Overall, Belichick has fared well without Brady, going 14-6 in his absence since 2001. The thing to consider is that these were short-term solutions, where the team had to play at a very high level just until their future Hall of Fame QB returned to the field. It will likely be a different situation when Brady hangs up his cleats and the Pats will have to find their quarterback of the future.
Belichick has undeniably instilled a winning formula in New England. His players know what the organization’s goals are on a yearly basis. It’s always Super Bowl or bust in Foxborough.
But without hope, none of that would translate to the field. Brady is the one who gives them that hope. Just knowing that he can lead them to the promised land, is enough to infuse confidence and a winning attitude in that locker room. In the end, Brady is the one who steps onto that field each week. He is the one leading the team in the huddle, and guiding them to multiple championships during his illustrious career.
For reference, take a look at a less glamorous time in Belichick’s career, when he took over as Head Coach of the Cleveland Browns in 1991. The Browns had a 3-13 record in the season prior to Belichick’s arrival. In his first season on the job, the team slightly improved their record to 6-10, followed by two consecutive 7-9 campaigns.
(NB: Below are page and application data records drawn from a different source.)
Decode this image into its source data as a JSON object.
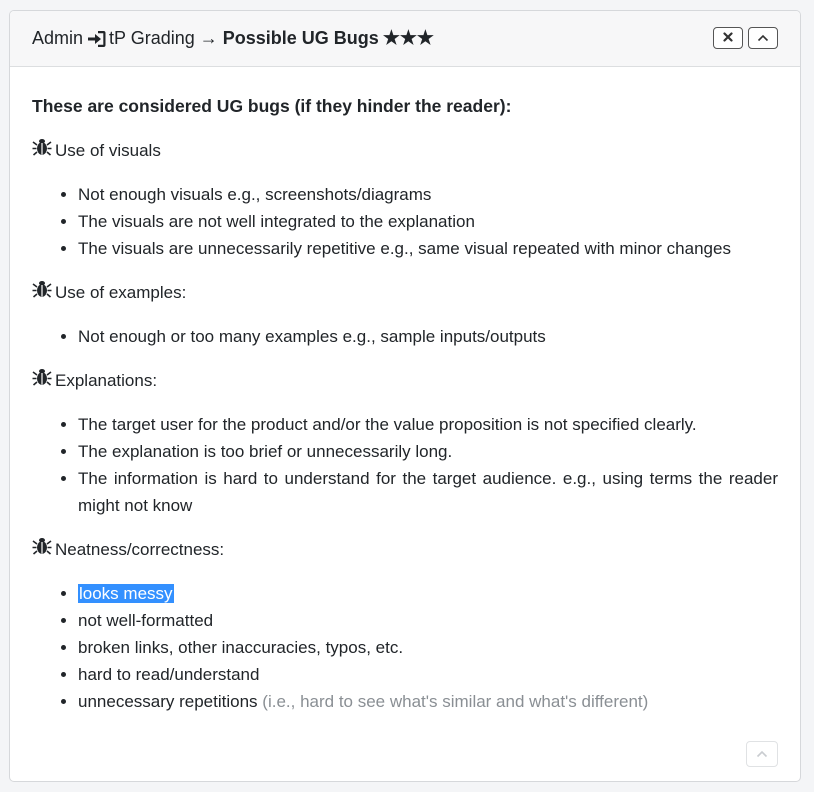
{
  "header": {
    "crumb_admin": "Admin",
    "crumb_tp_grading": "tP Grading",
    "arrow": "→",
    "title": "Possible UG Bugs",
    "stars": "★★★",
    "close_label": "×",
    "collapse_label": "^"
  },
  "body": {
    "lead": "These are considered UG bugs (if they hinder the reader):",
    "sections": [
      {
        "title": "Use of visuals",
        "items": [
          "Not enough visuals e.g., screenshots/diagrams",
          "The visuals are not well integrated to the explanation",
          "The visuals are unnecessarily repetitive e.g., same visual repeated with minor changes"
        ]
      },
      {
        "title": "Use of examples:",
        "items": [
          "Not enough or too many examples e.g., sample inputs/outputs"
        ]
      },
      {
        "title": "Explanations:",
        "items": [
          "The target user for the product and/or the value proposition is not specified clearly.",
          "The explanation is too brief or unnecessarily long.",
          "The information is hard to understand for the target audience. e.g., using terms the reader might not know"
        ]
      },
      {
        "title": "Neatness/correctness:",
        "items": [
          "looks messy",
          "not well-formatted",
          "broken links, other inaccuracies, typos, etc.",
          "hard to read/understand",
          "unnecessary repetitions"
        ],
        "last_item_note": "(i.e., hard to see what's similar and what's different)"
      }
    ]
  },
  "icons": {
    "breadcrumb_separator": "sign-in-icon",
    "section_icon": "bug-icon",
    "header_close": "close-icon",
    "header_collapse": "chevron-up-icon",
    "footer_collapse": "chevron-up-icon"
  },
  "colors": {
    "selection": "#3390ff",
    "muted_text": "#8a8f94",
    "header_bg": "#f7f7f8"
  }
}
In his fourth year with the team, the Browns finally had a winning season at 11-5, and even winning a playoff game (against the New England Patriots). In 1995, the Browns returned to their losing ways, going 5-11, ultimately leading to Belichick’s termination. It’s not so easy to build a dynasty, when you don’t have arguably the best quarterback in the history of the game on your roster.
Like all other NFL quarterbacks, Brady has had to adjust to many personnel changes on his team. That entails putting in the time to work with his receivers during the offseason, building rapport and working on their timing. But each year after losing various players, the Pats seem to not miss a beat on offense. Brady always has his teammates ready to play.
In Brady’s first years in the league, he played more of a game manager role, leaning on a strong defense to guide the team to victory. Players like Tedy Bruschi, Rodney Harrison, Richard Seymour, Willie McGinest, Ty Law, and Ty Warren, presented a very talented defensive unit that kept the Pats competitive in most games. Brady wasn’t asked to carry the team on his back, which made it easier for him to improve and get to where he is now.
Once the core of this defense was dismantled, either due to retirement or natural player turnover, the Pats changed their strategy and made Brady the focus of the team’s identity. He obviously has stepped up to the challenge, consistently fielding one of the top offenses in the league each season. For a coach who is considered a defensive mastermind, his team’s offense has actually masked much of the defense’s deficiencies in recent years. The Pats can thank Brady for that.
After trading Jimmy G to San Francisco last season, they no longer have a competent replacement for Brady on the current roster. If Belichick plans to maintain this dynasty beyond Brady’s career, he will likely need to rebuild the team on the defensive side of the ball. That will be his only chance to continue his winning ways. And he likely shouldn’t be benching his top defensive players in the Super Bowl (Malcolm Butler) if he wants to win the game.
Hall of Fame quarterbacks are a luxury most NFL coaches don’t have. While Belichick is a brilliant of a coach and way too prideful to let this team fall apart, my bet is he struggles to maintain his winning ways without Brady at the helm, making him look so good.